Justice Thorburn concluded that Wiseau’s appeal presented the sort of “rare and exceptional circumstances” that warranted an order for security for judgment. The court noted that neither Mr. Wiseau nor Wiseau Studio, LLC was resident in Ontario and drew the inference – based on Wiseau’s refusal to advise if there were any assets in Ontario – that Wiseau had no assets in the jurisdiction. Wiseau also conceded that an order to post security would not prevent them from pursuing the appeal.
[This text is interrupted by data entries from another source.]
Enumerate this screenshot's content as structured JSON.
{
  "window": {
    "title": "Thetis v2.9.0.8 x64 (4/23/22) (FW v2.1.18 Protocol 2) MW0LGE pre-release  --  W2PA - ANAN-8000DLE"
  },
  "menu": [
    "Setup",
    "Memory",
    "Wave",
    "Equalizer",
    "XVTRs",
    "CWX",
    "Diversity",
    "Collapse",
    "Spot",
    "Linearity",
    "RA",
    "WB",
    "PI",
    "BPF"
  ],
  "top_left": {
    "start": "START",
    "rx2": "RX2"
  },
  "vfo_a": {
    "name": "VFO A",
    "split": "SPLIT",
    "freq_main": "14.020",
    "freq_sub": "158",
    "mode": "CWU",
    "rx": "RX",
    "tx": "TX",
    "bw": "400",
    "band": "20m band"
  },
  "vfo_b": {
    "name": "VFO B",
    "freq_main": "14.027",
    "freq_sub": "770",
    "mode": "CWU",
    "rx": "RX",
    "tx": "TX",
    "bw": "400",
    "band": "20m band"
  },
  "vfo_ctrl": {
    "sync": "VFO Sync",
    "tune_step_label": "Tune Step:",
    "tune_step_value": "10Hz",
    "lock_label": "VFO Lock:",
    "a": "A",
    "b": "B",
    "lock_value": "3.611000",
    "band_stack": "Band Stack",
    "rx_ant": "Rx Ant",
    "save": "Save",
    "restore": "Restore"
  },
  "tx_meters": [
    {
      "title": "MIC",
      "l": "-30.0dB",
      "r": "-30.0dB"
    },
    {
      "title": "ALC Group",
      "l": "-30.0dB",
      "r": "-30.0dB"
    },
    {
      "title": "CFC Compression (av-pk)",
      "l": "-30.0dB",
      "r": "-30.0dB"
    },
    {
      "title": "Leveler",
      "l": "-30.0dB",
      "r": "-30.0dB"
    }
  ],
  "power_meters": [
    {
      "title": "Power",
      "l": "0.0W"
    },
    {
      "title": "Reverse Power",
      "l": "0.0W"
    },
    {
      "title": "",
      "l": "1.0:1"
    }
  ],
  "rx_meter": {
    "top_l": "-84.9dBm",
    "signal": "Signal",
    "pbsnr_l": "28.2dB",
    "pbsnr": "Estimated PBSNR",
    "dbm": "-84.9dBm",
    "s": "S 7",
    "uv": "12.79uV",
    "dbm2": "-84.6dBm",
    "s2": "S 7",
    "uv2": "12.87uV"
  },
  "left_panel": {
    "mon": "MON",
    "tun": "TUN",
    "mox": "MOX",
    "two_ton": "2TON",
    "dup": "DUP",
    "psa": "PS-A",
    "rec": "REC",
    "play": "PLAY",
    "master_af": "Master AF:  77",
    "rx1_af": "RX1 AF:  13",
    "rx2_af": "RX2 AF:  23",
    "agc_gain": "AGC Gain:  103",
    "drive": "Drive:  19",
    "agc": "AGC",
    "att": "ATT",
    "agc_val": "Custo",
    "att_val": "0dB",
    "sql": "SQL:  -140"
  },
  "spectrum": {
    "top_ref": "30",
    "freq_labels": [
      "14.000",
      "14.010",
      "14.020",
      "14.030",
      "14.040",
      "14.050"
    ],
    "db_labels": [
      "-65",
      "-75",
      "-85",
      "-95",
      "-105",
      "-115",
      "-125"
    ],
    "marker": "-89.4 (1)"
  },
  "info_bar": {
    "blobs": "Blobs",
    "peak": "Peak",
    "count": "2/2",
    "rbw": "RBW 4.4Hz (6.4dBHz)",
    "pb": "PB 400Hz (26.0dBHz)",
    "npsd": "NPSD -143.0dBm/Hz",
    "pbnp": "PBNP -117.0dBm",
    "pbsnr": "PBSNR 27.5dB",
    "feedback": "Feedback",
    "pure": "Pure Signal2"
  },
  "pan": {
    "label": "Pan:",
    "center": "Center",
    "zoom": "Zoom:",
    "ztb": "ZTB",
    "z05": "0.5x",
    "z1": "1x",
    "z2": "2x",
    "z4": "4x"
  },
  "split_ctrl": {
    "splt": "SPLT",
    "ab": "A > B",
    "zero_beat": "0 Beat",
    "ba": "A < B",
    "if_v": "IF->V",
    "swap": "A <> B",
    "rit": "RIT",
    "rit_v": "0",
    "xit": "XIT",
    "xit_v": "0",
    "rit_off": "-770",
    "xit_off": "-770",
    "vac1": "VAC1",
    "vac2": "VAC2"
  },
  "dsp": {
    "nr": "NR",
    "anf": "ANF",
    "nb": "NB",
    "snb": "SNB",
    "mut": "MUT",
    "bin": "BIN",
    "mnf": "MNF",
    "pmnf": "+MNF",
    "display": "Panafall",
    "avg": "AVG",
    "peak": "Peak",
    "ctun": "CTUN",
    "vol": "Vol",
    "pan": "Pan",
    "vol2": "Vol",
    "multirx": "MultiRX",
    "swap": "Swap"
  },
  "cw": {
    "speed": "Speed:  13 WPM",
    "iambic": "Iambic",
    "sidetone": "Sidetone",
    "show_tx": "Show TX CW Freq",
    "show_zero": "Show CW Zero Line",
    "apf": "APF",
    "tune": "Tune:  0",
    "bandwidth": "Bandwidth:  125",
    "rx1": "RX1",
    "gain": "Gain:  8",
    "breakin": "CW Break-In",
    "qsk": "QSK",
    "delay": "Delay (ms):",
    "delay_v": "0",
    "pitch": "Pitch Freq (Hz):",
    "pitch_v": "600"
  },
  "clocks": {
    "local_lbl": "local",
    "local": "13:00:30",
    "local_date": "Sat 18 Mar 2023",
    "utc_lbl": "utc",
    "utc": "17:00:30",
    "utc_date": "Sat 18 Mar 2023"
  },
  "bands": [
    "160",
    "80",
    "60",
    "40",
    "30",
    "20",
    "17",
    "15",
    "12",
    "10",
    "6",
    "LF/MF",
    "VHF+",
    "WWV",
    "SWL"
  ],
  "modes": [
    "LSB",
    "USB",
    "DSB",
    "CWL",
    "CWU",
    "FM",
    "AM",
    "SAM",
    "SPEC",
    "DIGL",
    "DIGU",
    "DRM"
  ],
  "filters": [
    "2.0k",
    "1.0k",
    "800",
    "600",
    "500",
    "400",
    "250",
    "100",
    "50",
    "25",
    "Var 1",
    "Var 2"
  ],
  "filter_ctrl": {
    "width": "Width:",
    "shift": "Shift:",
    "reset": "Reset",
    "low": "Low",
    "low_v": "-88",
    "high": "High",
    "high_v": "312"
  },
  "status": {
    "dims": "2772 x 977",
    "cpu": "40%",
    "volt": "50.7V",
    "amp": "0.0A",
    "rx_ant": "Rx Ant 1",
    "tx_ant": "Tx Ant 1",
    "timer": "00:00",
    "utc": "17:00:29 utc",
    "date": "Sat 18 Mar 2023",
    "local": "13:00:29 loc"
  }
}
With regard to the potential prejudice to Room Full of Spoons, the court considered the evidence that: Wiseau had delayed and obstructed the release of Room Full of Spoons for years; Room Full of Spoons had spent years producing the film and yet had been unable to air it because “there has been a cloud on title”; and, unless security was ordered, the significant trial judgment “may never be recovered”. It evidently did not help Wiseau’s cause that its counsel “conceded … that the grounds of appeal set out in the Notice of Appeal are frivolous as they are entirely conclusory”.
Like the film that started it all, Thorburn J.A.’s decision is precedent setting. Yet, also like The Room, it will likely enjoy a limited audience; at several points in her reasons, Thorburn J.A. emphasized the rarity of the remedy and stated that it “should be invoked sparingly”. Still, Wiseau confirms that, in extraordinary circumstances, when an applicant can meet the high mark, it is available in Ontario.
Wiseau Studio, LLC v. Harper, 2021 ONCA 31.
Date: January 15, 2021
Docket: M51953 (C68580)
Ontario Court of Appeal security for costs appeal